As a result, we now have electronic recording of on-farm antibiotic use, we demonstrated a 34% reduction in antibiotic use in just one year and we’ve committed to an overall reduction of 60% by 2020. The press may well continue to claim that farmers are 'pumping their animals with antibiotics' but the proof will be in the [black] pudding. So we mustn’t rest on our laurels; further reductions need to happen but I’m confident the industry has the capability to deliver. It’s all about attitude.
Getting a handle on the industry’s endemic disease challenges will be crucial to making further reductions in antibiotic use. The collaborative work going on in the East region to control PRRSv is praiseworthy and exactly the kind of thing we need to see more of in 2018. I am hopeful that discussions in recent weeks with Defra about possible RDP funding for a national PRRSv control programme will come to fruition – we’ll have to wait and see.
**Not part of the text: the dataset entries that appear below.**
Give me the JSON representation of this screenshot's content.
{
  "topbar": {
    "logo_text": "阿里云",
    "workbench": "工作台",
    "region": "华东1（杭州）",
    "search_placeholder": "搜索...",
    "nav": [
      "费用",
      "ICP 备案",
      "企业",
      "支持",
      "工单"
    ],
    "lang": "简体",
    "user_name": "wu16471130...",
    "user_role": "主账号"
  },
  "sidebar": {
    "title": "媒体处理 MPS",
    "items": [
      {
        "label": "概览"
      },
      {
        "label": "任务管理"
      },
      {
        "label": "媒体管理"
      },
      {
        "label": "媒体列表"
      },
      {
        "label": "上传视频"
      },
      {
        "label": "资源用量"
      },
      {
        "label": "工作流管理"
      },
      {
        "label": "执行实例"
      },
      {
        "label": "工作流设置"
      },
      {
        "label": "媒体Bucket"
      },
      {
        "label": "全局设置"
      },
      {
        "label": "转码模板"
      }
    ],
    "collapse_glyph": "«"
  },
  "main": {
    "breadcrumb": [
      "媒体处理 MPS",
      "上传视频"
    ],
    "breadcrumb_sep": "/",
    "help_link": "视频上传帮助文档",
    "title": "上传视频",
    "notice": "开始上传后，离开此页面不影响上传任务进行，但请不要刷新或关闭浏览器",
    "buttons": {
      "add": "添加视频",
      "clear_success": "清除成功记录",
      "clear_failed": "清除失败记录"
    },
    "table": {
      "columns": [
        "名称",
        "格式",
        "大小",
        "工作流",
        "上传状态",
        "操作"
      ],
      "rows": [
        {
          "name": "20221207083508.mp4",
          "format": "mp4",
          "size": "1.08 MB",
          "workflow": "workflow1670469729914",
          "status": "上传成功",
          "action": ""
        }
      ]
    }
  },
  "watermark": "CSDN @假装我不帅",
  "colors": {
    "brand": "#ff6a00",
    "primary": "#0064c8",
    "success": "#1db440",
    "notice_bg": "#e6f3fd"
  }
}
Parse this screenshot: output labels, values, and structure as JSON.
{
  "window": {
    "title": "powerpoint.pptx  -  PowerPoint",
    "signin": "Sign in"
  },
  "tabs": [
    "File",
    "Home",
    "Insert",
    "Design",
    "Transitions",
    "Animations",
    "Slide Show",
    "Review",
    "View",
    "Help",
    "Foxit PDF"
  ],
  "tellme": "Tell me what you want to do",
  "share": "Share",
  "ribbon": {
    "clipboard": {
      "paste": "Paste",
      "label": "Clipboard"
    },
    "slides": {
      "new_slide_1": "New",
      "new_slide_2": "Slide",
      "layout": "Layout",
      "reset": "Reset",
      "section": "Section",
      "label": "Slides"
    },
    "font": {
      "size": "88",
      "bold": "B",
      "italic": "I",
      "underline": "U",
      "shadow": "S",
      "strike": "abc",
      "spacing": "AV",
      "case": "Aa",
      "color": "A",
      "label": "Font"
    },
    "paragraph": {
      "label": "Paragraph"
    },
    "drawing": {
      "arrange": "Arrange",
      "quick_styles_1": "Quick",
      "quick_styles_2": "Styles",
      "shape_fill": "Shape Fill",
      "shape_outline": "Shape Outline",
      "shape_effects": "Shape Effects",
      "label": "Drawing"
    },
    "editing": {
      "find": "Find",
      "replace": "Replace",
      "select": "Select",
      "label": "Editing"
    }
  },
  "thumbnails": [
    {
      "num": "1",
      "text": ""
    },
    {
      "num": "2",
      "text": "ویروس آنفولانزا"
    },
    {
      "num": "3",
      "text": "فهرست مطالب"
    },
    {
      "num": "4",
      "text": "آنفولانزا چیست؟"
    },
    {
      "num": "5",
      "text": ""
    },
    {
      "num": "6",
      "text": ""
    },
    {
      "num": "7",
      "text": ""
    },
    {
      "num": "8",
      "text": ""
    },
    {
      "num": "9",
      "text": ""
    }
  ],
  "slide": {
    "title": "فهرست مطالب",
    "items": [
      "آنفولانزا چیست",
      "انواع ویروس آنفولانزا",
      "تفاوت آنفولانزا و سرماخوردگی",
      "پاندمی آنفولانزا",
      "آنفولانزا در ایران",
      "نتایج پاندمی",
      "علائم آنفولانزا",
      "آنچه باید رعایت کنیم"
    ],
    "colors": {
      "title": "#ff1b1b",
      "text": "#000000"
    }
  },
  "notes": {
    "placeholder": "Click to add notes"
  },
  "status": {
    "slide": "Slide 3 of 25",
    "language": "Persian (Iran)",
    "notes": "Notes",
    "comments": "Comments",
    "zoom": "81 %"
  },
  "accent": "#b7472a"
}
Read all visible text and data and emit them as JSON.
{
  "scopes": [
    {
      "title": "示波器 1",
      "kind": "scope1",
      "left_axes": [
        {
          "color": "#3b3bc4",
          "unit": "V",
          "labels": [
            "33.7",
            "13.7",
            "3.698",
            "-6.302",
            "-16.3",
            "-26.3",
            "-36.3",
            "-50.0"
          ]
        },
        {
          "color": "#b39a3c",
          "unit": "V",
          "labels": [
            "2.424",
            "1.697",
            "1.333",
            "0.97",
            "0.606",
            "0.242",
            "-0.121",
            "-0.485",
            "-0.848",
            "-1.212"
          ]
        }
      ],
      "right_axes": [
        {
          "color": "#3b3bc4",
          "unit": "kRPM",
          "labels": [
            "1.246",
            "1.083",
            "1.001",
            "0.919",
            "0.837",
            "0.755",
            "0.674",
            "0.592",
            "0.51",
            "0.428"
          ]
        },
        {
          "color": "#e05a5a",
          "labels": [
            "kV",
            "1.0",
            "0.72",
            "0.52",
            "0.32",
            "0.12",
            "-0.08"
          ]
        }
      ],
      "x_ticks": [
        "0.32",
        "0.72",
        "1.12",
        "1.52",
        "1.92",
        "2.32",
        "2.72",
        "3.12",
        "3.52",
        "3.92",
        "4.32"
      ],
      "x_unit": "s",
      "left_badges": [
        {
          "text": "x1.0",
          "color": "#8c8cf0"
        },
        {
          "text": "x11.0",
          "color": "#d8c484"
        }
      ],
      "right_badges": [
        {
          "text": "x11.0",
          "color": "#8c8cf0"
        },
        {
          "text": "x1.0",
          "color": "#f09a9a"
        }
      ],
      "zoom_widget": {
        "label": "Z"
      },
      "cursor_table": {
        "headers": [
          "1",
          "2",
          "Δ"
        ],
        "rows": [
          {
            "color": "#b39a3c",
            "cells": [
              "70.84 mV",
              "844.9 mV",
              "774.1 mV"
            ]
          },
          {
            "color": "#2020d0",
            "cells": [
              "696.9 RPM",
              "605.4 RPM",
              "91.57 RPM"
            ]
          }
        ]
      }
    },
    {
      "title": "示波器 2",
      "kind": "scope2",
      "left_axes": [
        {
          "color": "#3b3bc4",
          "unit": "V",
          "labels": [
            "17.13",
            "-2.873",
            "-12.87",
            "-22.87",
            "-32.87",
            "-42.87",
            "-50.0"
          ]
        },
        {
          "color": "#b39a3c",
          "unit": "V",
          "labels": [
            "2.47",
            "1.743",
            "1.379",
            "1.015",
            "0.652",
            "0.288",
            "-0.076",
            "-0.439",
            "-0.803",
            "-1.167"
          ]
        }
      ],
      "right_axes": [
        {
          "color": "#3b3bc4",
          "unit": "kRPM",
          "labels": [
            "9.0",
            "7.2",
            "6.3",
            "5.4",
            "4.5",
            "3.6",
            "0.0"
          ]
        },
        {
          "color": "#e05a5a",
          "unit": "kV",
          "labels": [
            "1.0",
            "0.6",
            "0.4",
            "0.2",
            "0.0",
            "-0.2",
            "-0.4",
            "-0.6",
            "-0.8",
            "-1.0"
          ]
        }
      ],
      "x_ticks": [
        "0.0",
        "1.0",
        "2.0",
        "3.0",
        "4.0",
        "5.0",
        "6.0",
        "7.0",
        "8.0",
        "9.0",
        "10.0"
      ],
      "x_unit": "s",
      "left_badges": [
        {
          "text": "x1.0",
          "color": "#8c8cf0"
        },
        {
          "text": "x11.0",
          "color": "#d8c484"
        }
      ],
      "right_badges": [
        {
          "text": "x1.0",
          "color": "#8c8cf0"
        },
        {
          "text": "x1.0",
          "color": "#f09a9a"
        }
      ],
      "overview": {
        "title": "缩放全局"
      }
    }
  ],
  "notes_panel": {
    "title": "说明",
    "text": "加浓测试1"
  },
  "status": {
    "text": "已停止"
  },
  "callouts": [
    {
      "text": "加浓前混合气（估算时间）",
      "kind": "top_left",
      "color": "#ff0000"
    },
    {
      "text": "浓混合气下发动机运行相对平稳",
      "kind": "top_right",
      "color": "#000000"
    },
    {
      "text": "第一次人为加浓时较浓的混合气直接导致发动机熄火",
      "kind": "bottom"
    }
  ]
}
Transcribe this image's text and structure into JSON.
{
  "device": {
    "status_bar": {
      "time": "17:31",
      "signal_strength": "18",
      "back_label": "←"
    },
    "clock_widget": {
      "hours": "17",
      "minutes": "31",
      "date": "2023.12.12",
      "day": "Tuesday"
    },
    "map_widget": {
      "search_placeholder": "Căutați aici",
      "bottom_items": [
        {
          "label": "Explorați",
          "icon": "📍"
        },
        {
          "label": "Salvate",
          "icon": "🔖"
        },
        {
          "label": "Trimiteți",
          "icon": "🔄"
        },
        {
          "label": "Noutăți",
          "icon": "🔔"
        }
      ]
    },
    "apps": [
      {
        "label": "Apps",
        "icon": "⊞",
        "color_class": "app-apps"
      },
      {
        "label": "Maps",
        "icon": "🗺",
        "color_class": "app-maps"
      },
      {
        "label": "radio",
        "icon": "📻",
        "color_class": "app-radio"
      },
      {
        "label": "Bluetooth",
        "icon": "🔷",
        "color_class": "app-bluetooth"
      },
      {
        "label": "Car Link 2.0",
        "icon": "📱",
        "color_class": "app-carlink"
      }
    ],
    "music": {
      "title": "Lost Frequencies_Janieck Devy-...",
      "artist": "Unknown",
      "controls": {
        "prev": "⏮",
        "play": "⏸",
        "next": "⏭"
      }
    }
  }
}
Nonetheless, improved transparency and communication about health status between pig producers, their neighbours, suppliers and buyers should be a priority for this coming year.
What’s on the horizon when it comes to pig health and welfare? The steady march of ASF westwards across Europe is of course something that we will all need to keep an eye on. Thankfully, APHA have ramped up their communications, issuing warnings to pig keepers about the danger of feeding kitchen scraps to pigs and reminders to food businesses that supply food stuffs for animal feed. Everyone has a part to play in minimising the chance of an ASF incursion and should be on high alert for signs and symptoms.
Another 'hot topic' which we are likely to hear more about in 2018 is tail docking. In November I attended a workshop organised by the European Commission, at which it became very clear that they are putting tail docking under the magnifying glass and expecting to see a great deal more progress than they’ve seen to date. They seem to be aware that it is not as simple as adding a bit of straw. However, they want to see concrete evidence that pig farmers have addressed environmental factors, particularly stocking rates, before docking. One of the Commission staff said that simply providing the minimum space allowance is not enough – more space must be given before docking is performed. NPA will continue to push for authorities to take a sensible approach and we’ll constantly remind them that tail-biting is a complex behaviour, but be prepared for things to tighten up around this issue.
Livestock-associated MRSA is another thing that is likely to be in the spotlight this year. While we believe that prevalence in the UK pig herd is low, it would of course be ideal if things could stay that way. Later in the year there will be a roundtable event focusing on LA-MRSA with the aim of developing an industry “strategy” for dealing with this “superbug”, which although poses low risk to human health, has significant potential to damage the reputation of the industry.
I want to finish by saying that it gives me great pleasure to work for and support an industry that is so proactive and eager for self-improvement. There will always be challenges ahead, but no challenge is insurmountable especially when the good people of the UK pig industry get their heads together and muck in. I wish you all the very best for 2018!